Thanks a lot!do the Magic Guys have to begin again from scratch every time they 'assault' a new model or can the previous work be transferred, in the form of pieces of code or at least expertise, from one camera to another?
No, the basic ML codebase stays the same and is very mature by now - i.e. integrating with Canon DryOS as far as setting props and memory allocation is concerned. The 7d1 has a unique catch though which might also apply to the 7d2: real dual digic-processing (and not just offloading the af to a digic).
That's the reason the 7d1 port didn't get started for some years as it wouldn't boot at all, and even now some features don't work at all. In general, my estimation is one year from "Hello World" on a newer camera to a release which has been tested enough so everything works w/o hiccups. *If* a maintainer for the camera is found, and that's not very likely since it's an unpaid job requiring months of man-work. Btw the 6d is unmaintained right now (but somehow working), and so is the 100d (not working at all).
Pity about Fred's cheating and Neymar dirty play though.Indeed!
Wonder just how many togs were at that game, the entire pitch seemed to be surrounded by them. How do they all earn a living with such saturation?Well, it's the FIFA World Cup... Rather, how do they not intertwist and tangle with each other, clumped and compressed as they are in such a tiny space! Looking at them it seems impossible not to bump and push others as they follow the action.
...IMO, the most critical thing that absolutely must be present is an appreciable increase in IQ / reduced noise.Welcome to CR! I wholeheartedly agree, and voted 'other'. The only specs that matter to me are related to IQ and FPS, so my wishlist is limited to:
...we need better noise performance at reasonable ISO's from 1000+ which is commonly needed for wildlife shooting.
... I will be ecstatic if there is increased IQ / reduced noise.

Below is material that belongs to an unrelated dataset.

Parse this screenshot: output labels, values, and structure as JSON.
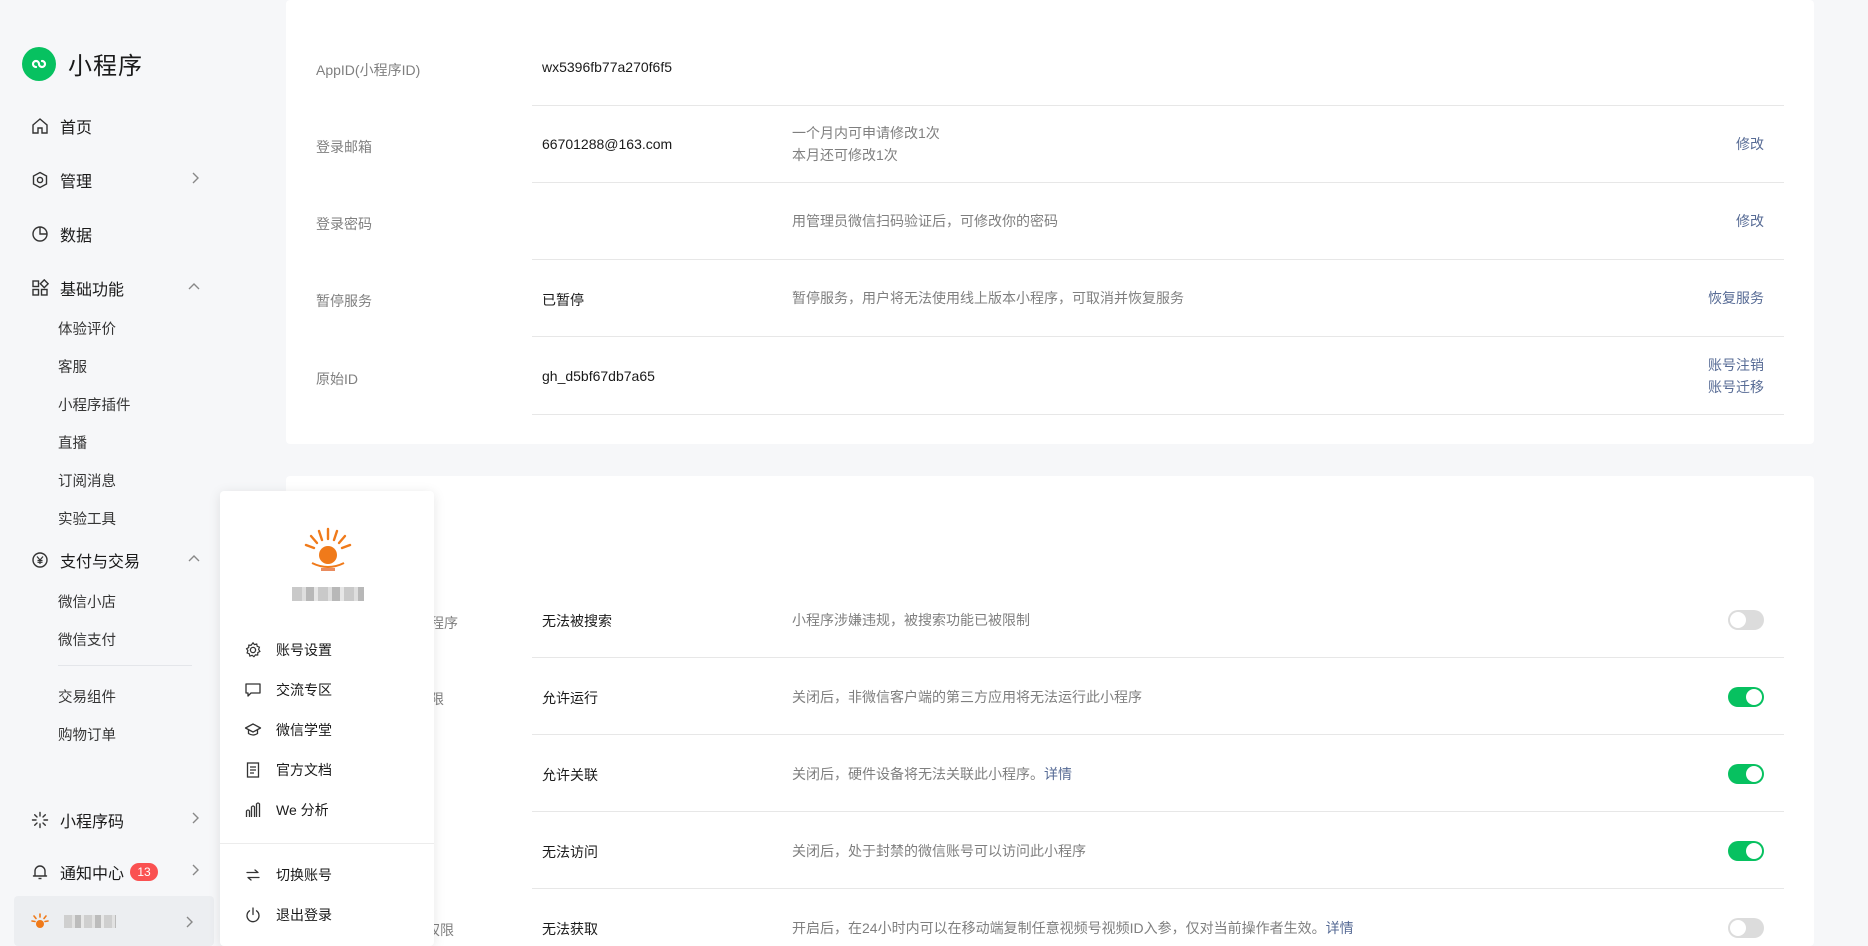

...If, on top of an IQ increase, they could squeeze a few more MP in, I would not complain.
Knowing Canon, they will take great care not to deliver a "mini 1dx" at 1/3 of the price that even works better for wildlife in good light because of the gain in reach.I hope and fear at the same time that if Canon deliver a true mini 1Dx, it will be priced around 1/2 of the current 1Dx price, which means approx as much as the 5DIII at release date. At this price tag it wouldn't eat away 1Dx sales by much.

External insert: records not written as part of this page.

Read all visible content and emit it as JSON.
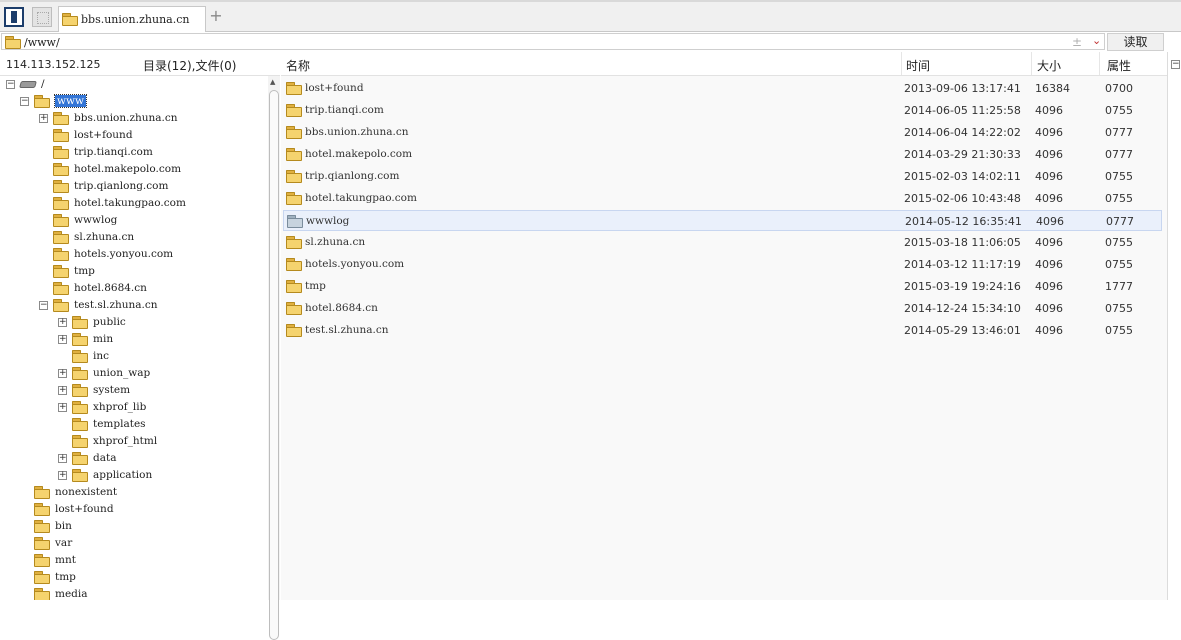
{
  "tab": {
    "title": "bbs.union.zhuna.cn",
    "add_label": "+"
  },
  "address": {
    "path": "/www/",
    "pm_symbol": "±",
    "read_button": "读取"
  },
  "left_header": {
    "ip": "114.113.152.125",
    "summary": "目录(12),文件(0)"
  },
  "columns": {
    "name": "名称",
    "time": "时间",
    "size": "大小",
    "attr": "属性"
  },
  "tree": [
    {
      "label": "/",
      "icon": "drive-icon",
      "expander": "−"
    },
    {
      "label": "www",
      "icon": "folder-open-icon",
      "expander": "−",
      "selected": true
    },
    {
      "label": "bbs.union.zhuna.cn",
      "icon": "folder-icon",
      "expander": "+"
    },
    {
      "label": "lost+found",
      "icon": "folder-icon"
    },
    {
      "label": "trip.tianqi.com",
      "icon": "folder-icon"
    },
    {
      "label": "hotel.makepolo.com",
      "icon": "folder-icon"
    },
    {
      "label": "trip.qianlong.com",
      "icon": "folder-icon"
    },
    {
      "label": "hotel.takungpao.com",
      "icon": "folder-icon"
    },
    {
      "label": "wwwlog",
      "icon": "folder-icon"
    },
    {
      "label": "sl.zhuna.cn",
      "icon": "folder-icon"
    },
    {
      "label": "hotels.yonyou.com",
      "icon": "folder-icon"
    },
    {
      "label": "tmp",
      "icon": "folder-icon"
    },
    {
      "label": "hotel.8684.cn",
      "icon": "folder-icon"
    },
    {
      "label": "test.sl.zhuna.cn",
      "icon": "folder-icon",
      "expander": "−"
    },
    {
      "label": "public",
      "icon": "folder-icon",
      "expander": "+"
    },
    {
      "label": "min",
      "icon": "folder-icon",
      "expander": "+"
    },
    {
      "label": "inc",
      "icon": "folder-icon"
    },
    {
      "label": "union_wap",
      "icon": "folder-icon",
      "expander": "+"
    },
    {
      "label": "system",
      "icon": "folder-icon",
      "expander": "+"
    },
    {
      "label": "xhprof_lib",
      "icon": "folder-icon",
      "expander": "+"
    },
    {
      "label": "templates",
      "icon": "folder-icon"
    },
    {
      "label": "xhprof_html",
      "icon": "folder-icon"
    },
    {
      "label": "data",
      "icon": "folder-icon",
      "expander": "+"
    },
    {
      "label": "application",
      "icon": "folder-icon",
      "expander": "+"
    },
    {
      "label": "nonexistent",
      "icon": "folder-icon"
    },
    {
      "label": "lost+found",
      "icon": "folder-icon"
    },
    {
      "label": "bin",
      "icon": "folder-icon"
    },
    {
      "label": "var",
      "icon": "folder-icon"
    },
    {
      "label": "mnt",
      "icon": "folder-icon"
    },
    {
      "label": "tmp",
      "icon": "folder-icon"
    },
    {
      "label": "media",
      "icon": "folder-icon"
    }
  ],
  "files": [
    {
      "name": "lost+found",
      "time": "2013-09-06 13:17:41",
      "size": "16384",
      "attr": "0700"
    },
    {
      "name": "trip.tianqi.com",
      "time": "2014-06-05 11:25:58",
      "size": "4096",
      "attr": "0755"
    },
    {
      "name": "bbs.union.zhuna.cn",
      "time": "2014-06-04 14:22:02",
      "size": "4096",
      "attr": "0777"
    },
    {
      "name": "hotel.makepolo.com",
      "time": "2014-03-29 21:30:33",
      "size": "4096",
      "attr": "0777"
    },
    {
      "name": "trip.qianlong.com",
      "time": "2015-02-03 14:02:11",
      "size": "4096",
      "attr": "0755"
    },
    {
      "name": "hotel.takungpao.com",
      "time": "2015-02-06 10:43:48",
      "size": "4096",
      "attr": "0755"
    },
    {
      "name": "wwwlog",
      "time": "2014-05-12 16:35:41",
      "size": "4096",
      "attr": "0777",
      "selected": true
    },
    {
      "name": "sl.zhuna.cn",
      "time": "2015-03-18 11:06:05",
      "size": "4096",
      "attr": "0755"
    },
    {
      "name": "hotels.yonyou.com",
      "time": "2014-03-12 11:17:19",
      "size": "4096",
      "attr": "0755"
    },
    {
      "name": "tmp",
      "time": "2015-03-19 19:24:16",
      "size": "4096",
      "attr": "1777"
    },
    {
      "name": "hotel.8684.cn",
      "time": "2014-12-24 15:34:10",
      "size": "4096",
      "attr": "0755"
    },
    {
      "name": "test.sl.zhuna.cn",
      "time": "2014-05-29 13:46:01",
      "size": "4096",
      "attr": "0755"
    }
  ],
  "colors": {
    "folder": "#f5d36e",
    "selection": "#3375d6",
    "row_selected": "#eaf0fb"
  }
}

At my own risk, let me add - and let the bashing begin! - that I'd be happy to see fewer and better MP than the 7D along with FPS equal or higher than the 1Dx.

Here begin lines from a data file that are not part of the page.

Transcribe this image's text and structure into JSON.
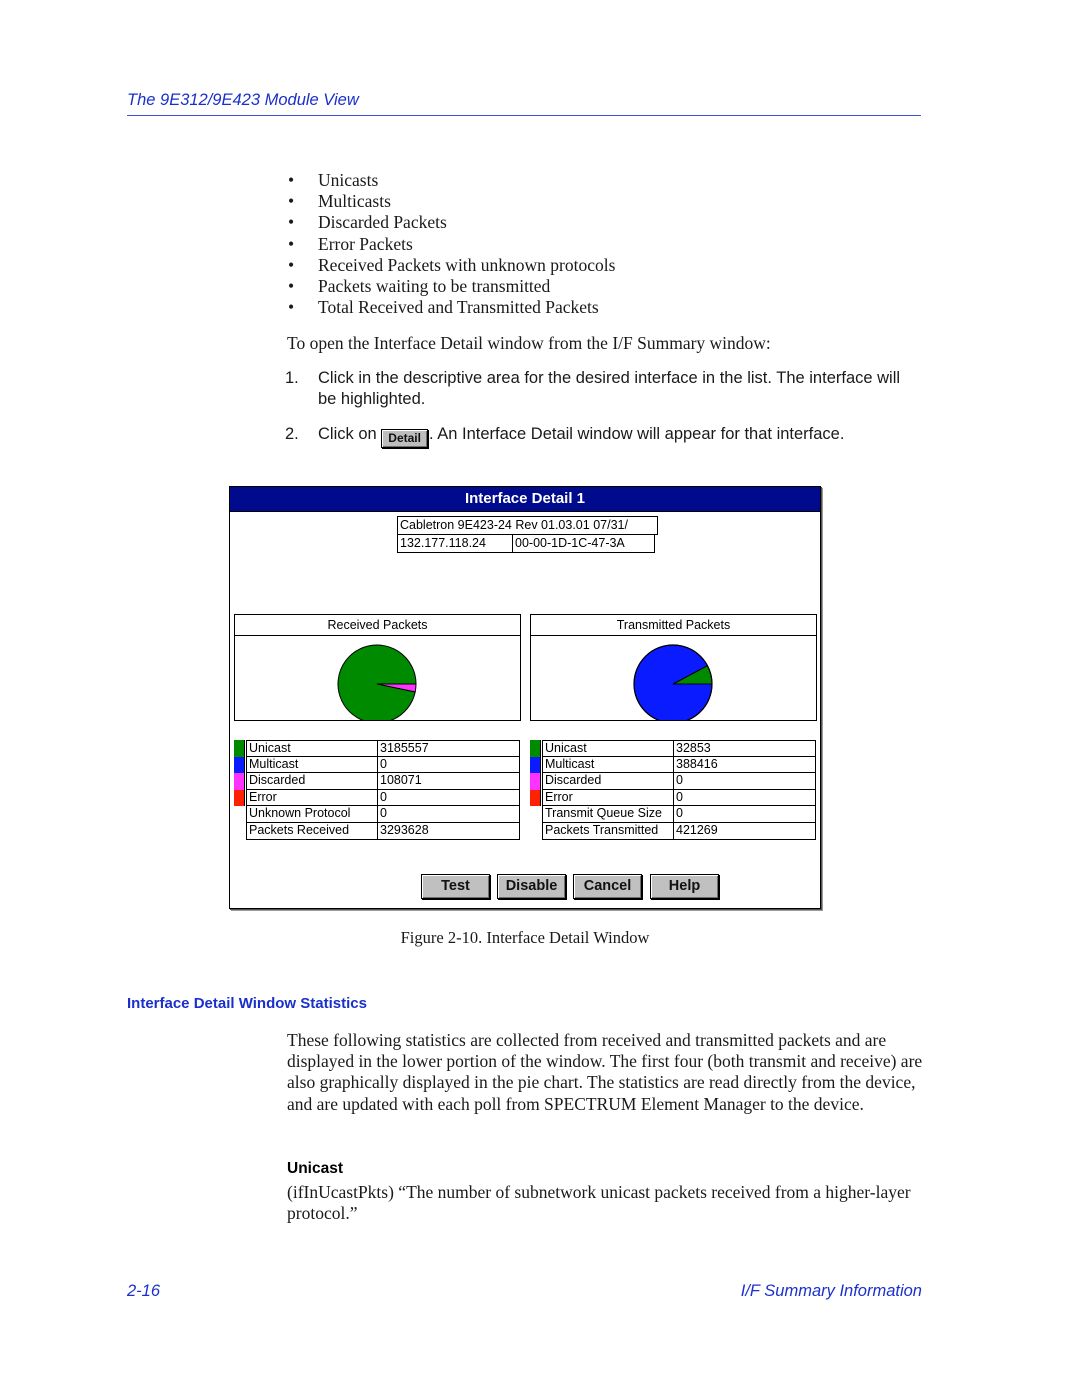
{
  "header": {
    "running_title": "The 9E312/9E423 Module View"
  },
  "bullets": [
    "Unicasts",
    "Multicasts",
    "Discarded Packets",
    "Error Packets",
    "Received Packets with unknown protocols",
    "Packets waiting to be transmitted",
    "Total Received and Transmitted Packets"
  ],
  "bullet_glyph": "•",
  "intro": "To open the Interface Detail window from the I/F Summary window:",
  "steps": [
    {
      "num": "1.",
      "text": "Click in the descriptive area for the desired interface in the list. The interface will be highlighted."
    },
    {
      "num": "2.",
      "prefix": "Click on ",
      "button": "Detail",
      "suffix": ". An Interface Detail window will appear for that interface."
    }
  ],
  "window": {
    "title": "Interface Detail 1",
    "device_description": "Cabletron 9E423-24 Rev 01.03.01  07/31/",
    "ip_address": "132.177.118.24",
    "mac_address": "00-00-1D-1C-47-3A",
    "colors": {
      "unicast": "#008a00",
      "multicast": "#0a1cff",
      "discarded": "#ff33ff",
      "error": "#ff2200",
      "titlebar": "#000a8c"
    },
    "received": {
      "title": "Received Packets",
      "rows": [
        {
          "label": "Unicast",
          "value": "3185557",
          "swatch": "unicast"
        },
        {
          "label": "Multicast",
          "value": "0",
          "swatch": "multicast"
        },
        {
          "label": "Discarded",
          "value": "108071",
          "swatch": "discarded"
        },
        {
          "label": "Error",
          "value": "0",
          "swatch": "error"
        },
        {
          "label": "Unknown Protocol",
          "value": "0",
          "swatch": ""
        },
        {
          "label": "Packets Received",
          "value": "3293628",
          "swatch": ""
        }
      ]
    },
    "transmitted": {
      "title": "Transmitted Packets",
      "rows": [
        {
          "label": "Unicast",
          "value": "32853",
          "swatch": "unicast"
        },
        {
          "label": "Multicast",
          "value": "388416",
          "swatch": "multicast"
        },
        {
          "label": "Discarded",
          "value": "0",
          "swatch": "discarded"
        },
        {
          "label": "Error",
          "value": "0",
          "swatch": "error"
        },
        {
          "label": "Transmit Queue Size",
          "value": "0",
          "swatch": ""
        },
        {
          "label": "Packets Transmitted",
          "value": "421269",
          "swatch": ""
        }
      ]
    },
    "buttons": [
      "Test",
      "Disable",
      "Cancel",
      "Help"
    ]
  },
  "chart_data": [
    {
      "type": "pie",
      "title": "Received Packets",
      "categories": [
        "Unicast",
        "Multicast",
        "Discarded",
        "Error"
      ],
      "values": [
        3185557,
        0,
        108071,
        0
      ],
      "colors": [
        "#008a00",
        "#0a1cff",
        "#ff33ff",
        "#ff2200"
      ]
    },
    {
      "type": "pie",
      "title": "Transmitted Packets",
      "categories": [
        "Unicast",
        "Multicast",
        "Discarded",
        "Error"
      ],
      "values": [
        32853,
        388416,
        0,
        0
      ],
      "colors": [
        "#008a00",
        "#0a1cff",
        "#ff33ff",
        "#ff2200"
      ]
    }
  ],
  "figure_caption": "Figure 2-10.  Interface Detail Window",
  "section": {
    "heading": "Interface Detail Window Statistics",
    "paragraph": "These following statistics are collected from received and transmitted packets and are displayed in the lower portion of the window. The first four (both transmit and receive) are also graphically displayed in the pie chart. The statistics are read directly from the device, and are updated with each poll from SPECTRUM Element Manager to the device.",
    "subheading": "Unicast",
    "subparagraph": "(ifInUcastPkts) “The number of subnetwork unicast packets received from a higher-layer protocol.”"
  },
  "footer": {
    "page_number": "2-16",
    "section_title": "I/F Summary Information"
  }
}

To me, more pixels means better image quality (yes, including noise performance)
One of the main reasons that I use APS-C is that they are smaller and lighter than Full Frame cameras. Why would I want a gripped body that is larger and heavier than a 5D3 Makes no sense to me, therefore a Deal Breaker..
I cannot see how the body size has any effect on the IQ but does the bigger battery allow the larger telephoto lenses to move faster? Would a battery grip have the same effect?
If this is in a 1D body with built in battery grip, I can see a lot of enthusiasts disappointed. When the 80D or 90D comes out, they'll say that is what the 7D2 should have been.
Agreed. After 5 years it has to be something exciting. The same has happened with the 1Ds3/1D4 to 1Dx and 5D2 to 5D3 transitions, both noteworthy improvements. A 5-year interval between releases was a loooong time even during the film age.The EOS-1 ran from 1989 to 1994 (5 years) followed by the EOS1-n which ran till 2000 (6 years) followed by the EOS 1-V which I believe you can still buy (14 years). The venerable Canon A1 ran from 1978-1985. The legendary EOS-3 had a huge lifespan, 1998-2007.
As the dust has settled after the initial decade of the digital revolution, we'll continue to see just incremental improvements and longer lives between updates. Personally I find this both refreshing and irrationally irritating.
not a single source who has something solid to say?
even the NSA has more leaks...
Hmm...maybe the NSA should hire some Canon security execs to plug their holes... ;P
Hoping for something exciting!
If it were only minor incremental improvements, they would no be field testing prototypes or pre-production models at the world cup.... even the 70D with DPAF did not get a "public field test".....